People usually mistaken Graphic novels and Comics to be the same, but the truth is they are different. Graphic novels are mediums with sequential arts to tell stories. Today, Graphic novels are used in many ways to enhance and improve the development of education for student. The issue is that we still approach graphic novels with caution, as their content has often been seen as controversial and somehow damaging literacy. Some teachers and librarian do endorse the use of graphic novels but they sometime encounter colleagues who feels that this isn’t right because their content has often been seen as controversial and somehow undermining literacy.
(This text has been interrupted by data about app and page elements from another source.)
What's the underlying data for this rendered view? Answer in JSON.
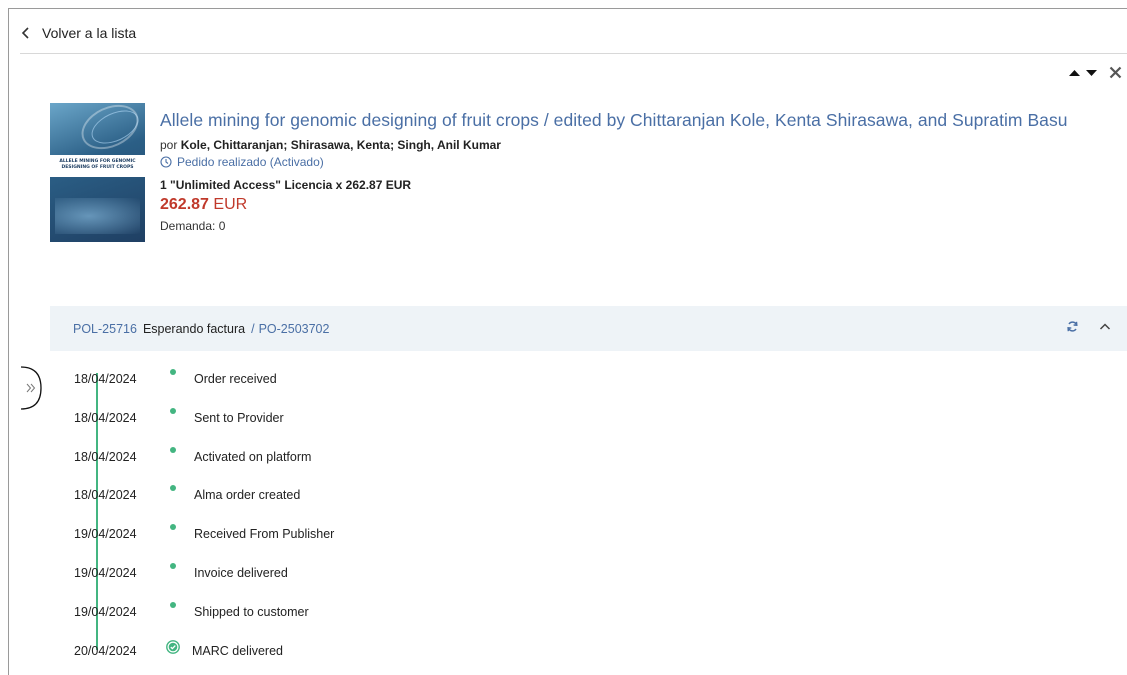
{
  "back": {
    "label": "Volver a la lista"
  },
  "item": {
    "title": "Allele mining for genomic designing of fruit crops / edited by Chittaranjan Kole, Kenta Shirasawa, and Supratim Basu",
    "authors_prefix": "por",
    "authors": "Kole, Chittaranjan; Shirasawa, Kenta; Singh, Anil Kumar",
    "status": "Pedido realizado (Activado)",
    "license": "1 \"Unlimited Access\" Licencia x 262.87 EUR",
    "price_amount": "262.87",
    "price_currency": "EUR",
    "demand": "Demanda: 0",
    "cover_text": "ALLELE MINING FOR GENOMIC DESIGNING OF FRUIT CROPS"
  },
  "po": {
    "pol": "POL-25716",
    "state": "Esperando factura",
    "separator": "/",
    "po_number": "PO-2503702"
  },
  "timeline": [
    {
      "date": "18/04/2024",
      "label": "Order received"
    },
    {
      "date": "18/04/2024",
      "label": "Sent to Provider"
    },
    {
      "date": "18/04/2024",
      "label": "Activated on platform"
    },
    {
      "date": "18/04/2024",
      "label": "Alma order created"
    },
    {
      "date": "19/04/2024",
      "label": "Received From Publisher"
    },
    {
      "date": "19/04/2024",
      "label": "Invoice delivered"
    },
    {
      "date": "19/04/2024",
      "label": "Shipped to customer"
    },
    {
      "date": "20/04/2024",
      "label": "MARC delivered"
    }
  ],
  "colors": {
    "accent": "#4a6fa5",
    "price": "#c0392b",
    "timeline": "#43b581",
    "bar_bg": "#eef3f7"
  },
  "icons": {
    "back": "chevron-left-icon",
    "up": "triangle-up-icon",
    "down": "triangle-down-icon",
    "close": "close-icon",
    "status": "clock-icon",
    "refresh": "refresh-icon",
    "collapse": "chevron-up-icon",
    "side": "double-chevron-right-icon",
    "done": "check-circle-icon"
  }
}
From the moment he was introduced, McMurphy effected every patient in the asylum. Instead of bowing to society’s rules and ideas, he went against the norm and was unashamed to be himself. Due to this, he was the ideal hero to rescue the patients from declining self-respect. He encouraged those around him to defy rules and reason by opening their eyes to the world, saying for example, “People [will] try to make you weak so they can get you to toe the line, to follow their rules, to live like they want you to. And the best way to do this, to get you to knuckle under, is to weaken you by getting’ you where it hurts most.” Through these means, he succeeded in conquering Nurse Ratched and her attempts to alter her patients to the beliefs of society.
Love can be the missing piece we are looking for. Through analyzing this novel through the psychoanalytic lens and reader response theory, it is evident that this novel has many redeeming qualities that make it appropriate for a 4U audience in a Christian school. Despite being graphic in its description of injuries sustained in the crash, this novel is suitable for a classroom setting for mature students who will take the novel seriously. There are important life lessons that can be learned. Character-building lessons about life and relationships can be learned from this novel.
This allows the reader to hear commentary on two very different views of fiction, thus giving the aspiring writer a well-rounded understanding of the subject. Although a large part of this books deals with the method one uses to write a successful piece of fiction ("notes on the fictional process"), a substantial section is devoted to helping the student understand exactly what fiction is and what it should try to accomplish (notes on literary-aesthetic theory). This point is emphasized in the preface of the book, in which Gardner explains, "Understanding very clearly what fiction 'goes for,' how it works as a mode of thought, in short what the art of fiction is, is the first step towards writing well" (x). From this point in the preface, Gardner goes on to state in the first chapter of the book that there are no set rules or laws that one has to follow when writing a piece of fiction. This is not to say that rules do not exist; however, they can always be bent or even broken in any given situation.
Society is presented as a ruthless machine that makes everyone conform to its narrow rules. With rules that deem people unworthy, all individuality is squeezed out of people, and the natural, joyful expressions of life are suppressed. Ken Kesey offers his readers a question: Do society’s rules for us come with malintent? In the hospital ward, where the majority of the book takes place, the representative of society is the Big Nurse, or Nurse Ratchet. At first glance, she seems to be just another decent person trying to help her patients, but at a closer look we are able to see the repression she represents.
The mental patients are dominated by Nurse Ratched, a prior army nurse who controls the ward with jagged and sterile precision. During daily group meetings, she instigates the patients to attack one another in their most shameful areas, humiliating them into submission. Chief Bromden, the half Indian narrator of the novel, shows us through his delirium that the hospital is not what it appears to be. Beneath the walls of the ward lies a deep rooted sexual repression and the patients are manipulated into believing that the daily torture they experience is for their well being. Although the institution implies that having a healthy expression of sexuality is the key to sanity, in reality, the ward does the exact opposite.
That is why I believe self-choice is absolutely necessary when picking a book. Recommendations can certainly guide readers in the right direction, but if the student lacks interest in the book from the start, it will be a struggle for them to make time to read it and finish it. That being said, I think my philosophy of reading would fit somewhere between a constructivism and sociolinguistics theory. Constructivism theorists believe that learning is an ongoing collective application of knowledge where past knowledge and hands on experience meet. This theory also believes that students are naturally curious.
He endeavors to instruct his readers in the way he believes they should read, in order to get the most out of each book. He concedes that, “When lay readers encounter a fictive text, they focus, as they should, on the story and the characters” but to truly read like a professor you must also divert a portion of your attention on “other elements of the novel” such as “memory… symbol… [And] pattern” (Foster, 15). Foster clarifies
It's about time students read books for recreation and be able to express in their own words why the books are great or not so great. Most importantly, the lessons each book teaches students must be learned individually. People cannot be told what the book is trying to communicate, they must learn it for themselves. This is what makes books noteworthy, and this is why Sherlock Holmes vs. Dracula by Loren D. Estleman is an extraordinary book. It is a book people can enjoy for entertainment motives rather than for its devices of sound, syntax, and omniscient point of view.
Would Mcmurphy be considered to be the so-called “evil” character in the film? When he arrives he causes so much chaos between the patients and the nurses. Would the audience agree Mcmurphy is even responsible for a patient's death within the ward? Nurse Ratched does not abuse authority. She only tries to keep everything in order.